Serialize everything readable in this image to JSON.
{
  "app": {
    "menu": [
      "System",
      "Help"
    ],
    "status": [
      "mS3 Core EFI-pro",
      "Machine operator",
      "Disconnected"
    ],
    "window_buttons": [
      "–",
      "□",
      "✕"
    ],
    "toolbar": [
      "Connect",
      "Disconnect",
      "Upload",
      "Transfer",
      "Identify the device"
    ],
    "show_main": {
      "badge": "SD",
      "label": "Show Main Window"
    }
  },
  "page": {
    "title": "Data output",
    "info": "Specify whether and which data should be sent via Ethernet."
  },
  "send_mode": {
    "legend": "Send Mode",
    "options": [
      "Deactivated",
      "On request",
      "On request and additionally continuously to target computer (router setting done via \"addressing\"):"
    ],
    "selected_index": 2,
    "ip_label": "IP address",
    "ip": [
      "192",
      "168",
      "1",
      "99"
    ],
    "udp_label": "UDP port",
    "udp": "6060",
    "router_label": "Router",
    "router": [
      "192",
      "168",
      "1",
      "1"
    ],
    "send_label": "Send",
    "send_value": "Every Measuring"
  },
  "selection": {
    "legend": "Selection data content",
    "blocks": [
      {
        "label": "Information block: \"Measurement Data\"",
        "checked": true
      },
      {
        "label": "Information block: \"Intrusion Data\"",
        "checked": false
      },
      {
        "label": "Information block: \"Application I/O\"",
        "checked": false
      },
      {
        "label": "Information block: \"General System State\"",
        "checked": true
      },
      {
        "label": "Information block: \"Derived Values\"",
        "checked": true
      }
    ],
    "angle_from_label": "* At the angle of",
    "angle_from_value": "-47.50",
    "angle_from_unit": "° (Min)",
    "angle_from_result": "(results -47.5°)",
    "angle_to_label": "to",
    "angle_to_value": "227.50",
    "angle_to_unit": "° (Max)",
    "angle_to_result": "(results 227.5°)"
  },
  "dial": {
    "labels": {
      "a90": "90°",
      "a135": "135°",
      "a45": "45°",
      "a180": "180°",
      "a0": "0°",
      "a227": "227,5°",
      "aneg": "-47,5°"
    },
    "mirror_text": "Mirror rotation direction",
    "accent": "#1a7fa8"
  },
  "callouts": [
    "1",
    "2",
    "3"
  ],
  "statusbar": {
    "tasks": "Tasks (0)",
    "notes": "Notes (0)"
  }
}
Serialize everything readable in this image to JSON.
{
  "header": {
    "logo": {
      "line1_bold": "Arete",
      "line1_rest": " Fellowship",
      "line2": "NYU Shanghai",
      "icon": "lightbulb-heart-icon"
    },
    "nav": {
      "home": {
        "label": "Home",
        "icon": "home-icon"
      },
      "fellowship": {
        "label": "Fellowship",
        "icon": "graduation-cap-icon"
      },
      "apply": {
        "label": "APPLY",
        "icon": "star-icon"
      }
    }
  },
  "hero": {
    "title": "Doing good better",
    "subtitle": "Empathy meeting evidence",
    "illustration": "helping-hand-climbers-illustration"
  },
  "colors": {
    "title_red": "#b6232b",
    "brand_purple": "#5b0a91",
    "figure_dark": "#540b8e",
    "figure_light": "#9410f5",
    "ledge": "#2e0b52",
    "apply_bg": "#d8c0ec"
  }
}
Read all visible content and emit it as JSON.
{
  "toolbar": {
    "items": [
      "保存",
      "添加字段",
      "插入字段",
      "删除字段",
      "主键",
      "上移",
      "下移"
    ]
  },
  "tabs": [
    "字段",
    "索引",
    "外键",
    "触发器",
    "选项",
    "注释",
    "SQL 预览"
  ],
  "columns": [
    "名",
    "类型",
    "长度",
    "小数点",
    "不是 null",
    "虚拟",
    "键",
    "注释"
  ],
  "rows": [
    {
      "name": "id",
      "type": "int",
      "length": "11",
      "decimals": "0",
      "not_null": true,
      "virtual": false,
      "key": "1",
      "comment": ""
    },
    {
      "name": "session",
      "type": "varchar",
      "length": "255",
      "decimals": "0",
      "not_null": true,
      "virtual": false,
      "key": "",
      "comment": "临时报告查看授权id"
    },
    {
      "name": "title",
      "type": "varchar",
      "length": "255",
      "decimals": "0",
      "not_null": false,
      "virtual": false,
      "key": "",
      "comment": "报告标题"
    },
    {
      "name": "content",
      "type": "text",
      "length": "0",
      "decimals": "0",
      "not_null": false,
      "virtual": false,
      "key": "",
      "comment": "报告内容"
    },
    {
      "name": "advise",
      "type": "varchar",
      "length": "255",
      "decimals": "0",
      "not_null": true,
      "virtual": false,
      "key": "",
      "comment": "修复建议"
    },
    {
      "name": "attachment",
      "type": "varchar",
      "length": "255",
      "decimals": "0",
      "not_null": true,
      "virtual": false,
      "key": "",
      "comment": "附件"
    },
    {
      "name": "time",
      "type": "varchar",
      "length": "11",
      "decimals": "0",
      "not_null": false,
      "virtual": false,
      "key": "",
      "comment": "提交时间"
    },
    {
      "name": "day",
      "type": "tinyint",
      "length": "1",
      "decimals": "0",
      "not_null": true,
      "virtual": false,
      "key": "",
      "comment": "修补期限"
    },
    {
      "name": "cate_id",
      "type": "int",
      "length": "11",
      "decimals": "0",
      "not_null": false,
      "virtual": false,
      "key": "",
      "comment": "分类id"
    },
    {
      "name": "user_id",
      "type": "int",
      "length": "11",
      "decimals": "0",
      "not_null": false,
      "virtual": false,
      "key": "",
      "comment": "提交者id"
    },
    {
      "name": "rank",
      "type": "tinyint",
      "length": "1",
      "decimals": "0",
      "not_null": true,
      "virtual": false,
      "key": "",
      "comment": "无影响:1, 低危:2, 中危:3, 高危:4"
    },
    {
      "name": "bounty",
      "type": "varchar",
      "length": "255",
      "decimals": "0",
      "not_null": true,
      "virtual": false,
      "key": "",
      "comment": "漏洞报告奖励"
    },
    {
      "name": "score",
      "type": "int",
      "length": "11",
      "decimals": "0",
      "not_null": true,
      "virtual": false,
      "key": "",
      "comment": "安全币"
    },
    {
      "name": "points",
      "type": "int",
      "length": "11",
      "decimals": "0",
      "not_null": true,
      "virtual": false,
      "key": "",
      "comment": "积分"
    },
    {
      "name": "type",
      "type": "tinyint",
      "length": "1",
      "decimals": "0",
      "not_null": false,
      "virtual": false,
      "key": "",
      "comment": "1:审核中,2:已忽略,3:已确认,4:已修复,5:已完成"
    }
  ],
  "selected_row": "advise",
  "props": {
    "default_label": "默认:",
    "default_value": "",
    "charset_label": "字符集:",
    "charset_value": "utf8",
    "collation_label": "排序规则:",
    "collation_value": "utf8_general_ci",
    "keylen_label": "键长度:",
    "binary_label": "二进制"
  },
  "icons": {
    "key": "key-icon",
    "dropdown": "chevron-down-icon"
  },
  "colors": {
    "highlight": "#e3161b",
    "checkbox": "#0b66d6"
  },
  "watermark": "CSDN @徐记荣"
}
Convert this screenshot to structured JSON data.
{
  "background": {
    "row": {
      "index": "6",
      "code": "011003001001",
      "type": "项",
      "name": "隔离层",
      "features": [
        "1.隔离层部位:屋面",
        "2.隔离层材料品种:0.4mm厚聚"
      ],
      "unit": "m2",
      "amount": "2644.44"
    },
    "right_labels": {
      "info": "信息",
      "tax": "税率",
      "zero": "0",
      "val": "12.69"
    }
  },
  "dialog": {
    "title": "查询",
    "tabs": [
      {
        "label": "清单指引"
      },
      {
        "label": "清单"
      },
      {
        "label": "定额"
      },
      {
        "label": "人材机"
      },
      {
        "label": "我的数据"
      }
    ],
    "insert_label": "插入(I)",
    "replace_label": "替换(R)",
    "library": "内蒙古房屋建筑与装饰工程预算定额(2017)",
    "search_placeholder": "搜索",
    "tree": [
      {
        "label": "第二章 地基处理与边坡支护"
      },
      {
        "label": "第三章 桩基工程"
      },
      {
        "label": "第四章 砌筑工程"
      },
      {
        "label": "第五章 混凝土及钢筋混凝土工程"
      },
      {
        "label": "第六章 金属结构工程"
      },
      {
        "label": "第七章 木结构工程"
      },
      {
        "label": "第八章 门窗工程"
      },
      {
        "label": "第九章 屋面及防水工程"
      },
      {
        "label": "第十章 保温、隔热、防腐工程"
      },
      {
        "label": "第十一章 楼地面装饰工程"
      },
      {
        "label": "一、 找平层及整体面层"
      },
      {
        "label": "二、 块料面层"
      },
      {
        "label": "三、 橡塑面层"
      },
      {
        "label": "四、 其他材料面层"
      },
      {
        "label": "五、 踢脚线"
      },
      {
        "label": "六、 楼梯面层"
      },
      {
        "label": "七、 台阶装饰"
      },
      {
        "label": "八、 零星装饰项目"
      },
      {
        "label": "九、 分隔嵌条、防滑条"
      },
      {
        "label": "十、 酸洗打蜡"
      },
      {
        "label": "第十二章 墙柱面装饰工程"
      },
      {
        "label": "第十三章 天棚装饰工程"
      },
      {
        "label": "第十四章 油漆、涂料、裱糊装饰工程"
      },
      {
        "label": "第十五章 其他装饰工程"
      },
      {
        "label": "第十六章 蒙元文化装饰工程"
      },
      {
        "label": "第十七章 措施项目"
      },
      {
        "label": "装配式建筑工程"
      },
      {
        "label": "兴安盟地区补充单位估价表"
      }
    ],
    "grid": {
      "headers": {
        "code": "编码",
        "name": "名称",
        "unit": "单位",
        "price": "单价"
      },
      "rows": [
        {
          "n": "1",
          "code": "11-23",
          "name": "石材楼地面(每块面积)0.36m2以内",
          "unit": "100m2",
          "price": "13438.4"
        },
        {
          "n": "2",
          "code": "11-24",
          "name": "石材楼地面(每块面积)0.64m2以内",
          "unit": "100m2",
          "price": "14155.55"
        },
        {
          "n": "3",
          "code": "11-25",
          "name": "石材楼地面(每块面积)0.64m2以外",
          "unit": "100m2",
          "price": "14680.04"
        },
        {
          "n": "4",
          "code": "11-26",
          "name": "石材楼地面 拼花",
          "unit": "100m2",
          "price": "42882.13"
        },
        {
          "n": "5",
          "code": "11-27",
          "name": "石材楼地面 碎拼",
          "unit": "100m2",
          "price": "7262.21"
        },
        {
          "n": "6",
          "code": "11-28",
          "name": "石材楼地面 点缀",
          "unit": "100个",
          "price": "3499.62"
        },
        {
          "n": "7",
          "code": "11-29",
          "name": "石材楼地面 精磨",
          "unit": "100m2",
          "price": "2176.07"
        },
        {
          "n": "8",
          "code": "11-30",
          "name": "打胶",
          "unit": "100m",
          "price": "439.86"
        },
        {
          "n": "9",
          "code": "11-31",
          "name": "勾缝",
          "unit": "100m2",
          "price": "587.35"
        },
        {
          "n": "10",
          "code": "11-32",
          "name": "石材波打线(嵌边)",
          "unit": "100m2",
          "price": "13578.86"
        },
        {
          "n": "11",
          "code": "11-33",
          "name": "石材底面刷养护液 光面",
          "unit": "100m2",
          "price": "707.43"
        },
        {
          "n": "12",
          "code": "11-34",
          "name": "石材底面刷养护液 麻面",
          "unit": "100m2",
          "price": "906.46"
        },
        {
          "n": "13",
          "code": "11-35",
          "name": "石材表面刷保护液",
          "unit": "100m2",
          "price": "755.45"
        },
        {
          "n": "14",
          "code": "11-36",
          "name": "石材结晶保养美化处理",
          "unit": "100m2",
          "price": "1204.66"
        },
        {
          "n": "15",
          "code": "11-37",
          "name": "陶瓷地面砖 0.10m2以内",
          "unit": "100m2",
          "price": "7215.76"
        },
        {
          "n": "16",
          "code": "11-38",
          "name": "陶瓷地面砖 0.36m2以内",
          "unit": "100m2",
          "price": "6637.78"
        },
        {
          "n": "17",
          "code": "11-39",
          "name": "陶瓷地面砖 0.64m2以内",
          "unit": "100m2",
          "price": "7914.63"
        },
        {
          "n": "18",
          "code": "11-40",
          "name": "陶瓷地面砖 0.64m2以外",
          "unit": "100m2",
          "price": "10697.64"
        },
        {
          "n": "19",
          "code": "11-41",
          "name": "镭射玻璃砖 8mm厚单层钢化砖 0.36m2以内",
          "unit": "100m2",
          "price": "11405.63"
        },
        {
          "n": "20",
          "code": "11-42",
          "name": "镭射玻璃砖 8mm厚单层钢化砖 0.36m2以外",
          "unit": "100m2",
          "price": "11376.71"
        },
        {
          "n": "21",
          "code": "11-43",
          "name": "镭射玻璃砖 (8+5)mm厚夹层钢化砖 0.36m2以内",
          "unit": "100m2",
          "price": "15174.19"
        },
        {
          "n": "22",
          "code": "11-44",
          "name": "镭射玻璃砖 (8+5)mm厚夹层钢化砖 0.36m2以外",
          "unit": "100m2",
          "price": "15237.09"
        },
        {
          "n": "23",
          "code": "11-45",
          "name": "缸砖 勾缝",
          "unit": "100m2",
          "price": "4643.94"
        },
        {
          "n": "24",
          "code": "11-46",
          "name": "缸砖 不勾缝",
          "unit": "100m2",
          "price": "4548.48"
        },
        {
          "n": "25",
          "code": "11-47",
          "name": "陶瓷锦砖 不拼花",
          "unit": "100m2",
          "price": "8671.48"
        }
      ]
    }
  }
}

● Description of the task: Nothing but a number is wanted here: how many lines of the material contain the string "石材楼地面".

● Task response: 7